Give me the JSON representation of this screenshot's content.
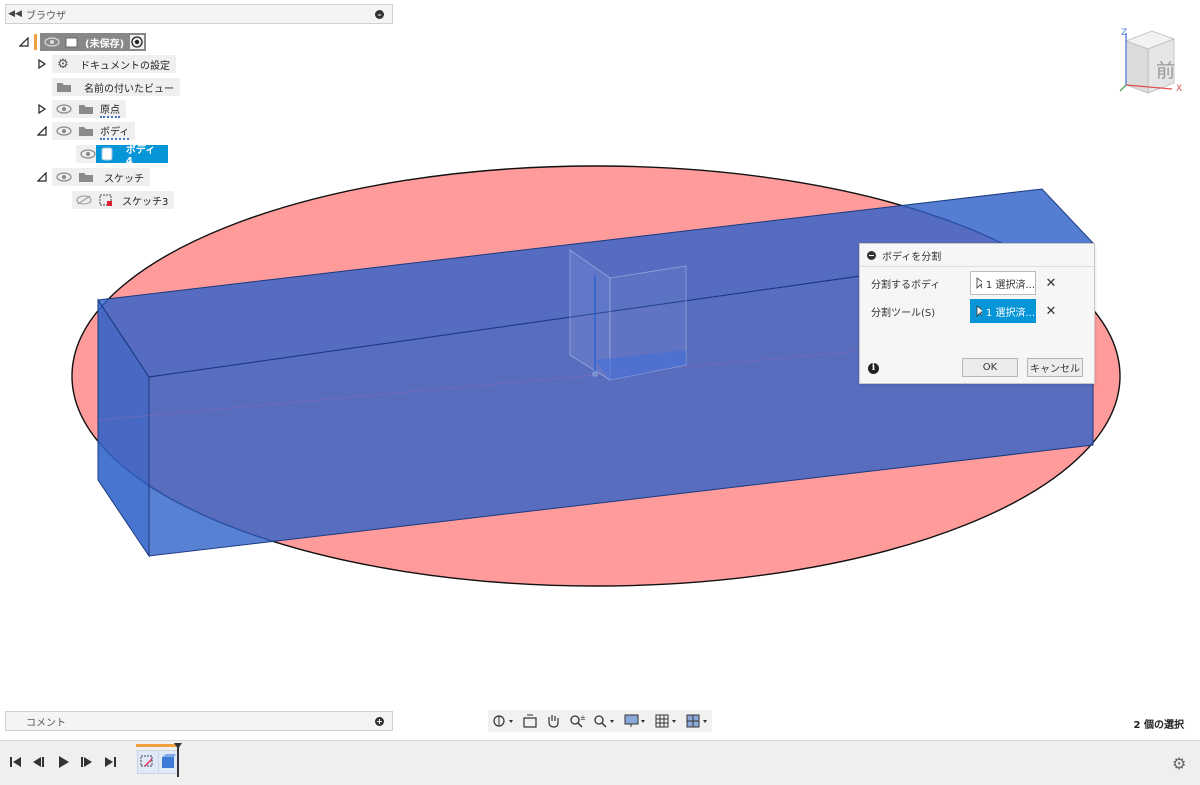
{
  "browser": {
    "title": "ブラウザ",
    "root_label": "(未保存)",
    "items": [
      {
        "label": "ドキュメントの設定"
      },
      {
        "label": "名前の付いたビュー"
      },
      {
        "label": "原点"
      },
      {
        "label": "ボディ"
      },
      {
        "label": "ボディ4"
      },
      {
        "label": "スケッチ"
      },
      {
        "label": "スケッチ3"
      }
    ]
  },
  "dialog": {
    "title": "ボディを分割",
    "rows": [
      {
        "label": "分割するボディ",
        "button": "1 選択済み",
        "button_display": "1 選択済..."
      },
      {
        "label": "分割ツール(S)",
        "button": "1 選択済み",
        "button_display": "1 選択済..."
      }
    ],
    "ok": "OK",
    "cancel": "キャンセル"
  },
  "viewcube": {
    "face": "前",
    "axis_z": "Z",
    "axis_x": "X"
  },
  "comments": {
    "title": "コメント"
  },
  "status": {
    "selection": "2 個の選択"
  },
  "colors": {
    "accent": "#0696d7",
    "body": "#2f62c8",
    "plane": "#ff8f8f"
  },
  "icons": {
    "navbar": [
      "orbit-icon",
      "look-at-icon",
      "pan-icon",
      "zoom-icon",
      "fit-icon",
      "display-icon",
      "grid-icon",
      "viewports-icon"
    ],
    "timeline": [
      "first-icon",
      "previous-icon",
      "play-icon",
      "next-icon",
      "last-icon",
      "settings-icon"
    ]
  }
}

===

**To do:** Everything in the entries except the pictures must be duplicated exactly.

**Result for this task:**
Give me the JSON representation of this screenshot's content.
{
  "browser": {
    "title": "ブラウザ",
    "root_label": "(未保存)",
    "items": [
      {
        "label": "ドキュメントの設定"
      },
      {
        "label": "名前の付いたビュー"
      },
      {
        "label": "原点"
      },
      {
        "label": "ボディ"
      },
      {
        "label": "ボディ4"
      },
      {
        "label": "スケッチ"
      },
      {
        "label": "スケッチ3"
      }
    ]
  },
  "dialog": {
    "title": "ボディを分割",
    "rows": [
      {
        "label": "分割するボディ",
        "button": "1 選択済み",
        "button_display": "1 選択済..."
      },
      {
        "label": "分割ツール(S)",
        "button": "1 選択済み",
        "button_display": "1 選択済..."
      }
    ],
    "ok": "OK",
    "cancel": "キャンセル"
  },
  "viewcube": {
    "face": "前",
    "axis_z": "Z",
    "axis_x": "X"
  },
  "comments": {
    "title": "コメント"
  },
  "status": {
    "selection": "2 個の選択"
  },
  "colors": {
    "accent": "#0696d7",
    "body": "#2f62c8",
    "plane": "#ff8f8f"
  },
  "icons": {
    "navbar": [
      "orbit-icon",
      "look-at-icon",
      "pan-icon",
      "zoom-icon",
      "fit-icon",
      "display-icon",
      "grid-icon",
      "viewports-icon"
    ],
    "timeline": [
      "first-icon",
      "previous-icon",
      "play-icon",
      "next-icon",
      "last-icon",
      "settings-icon"
    ]
  }
}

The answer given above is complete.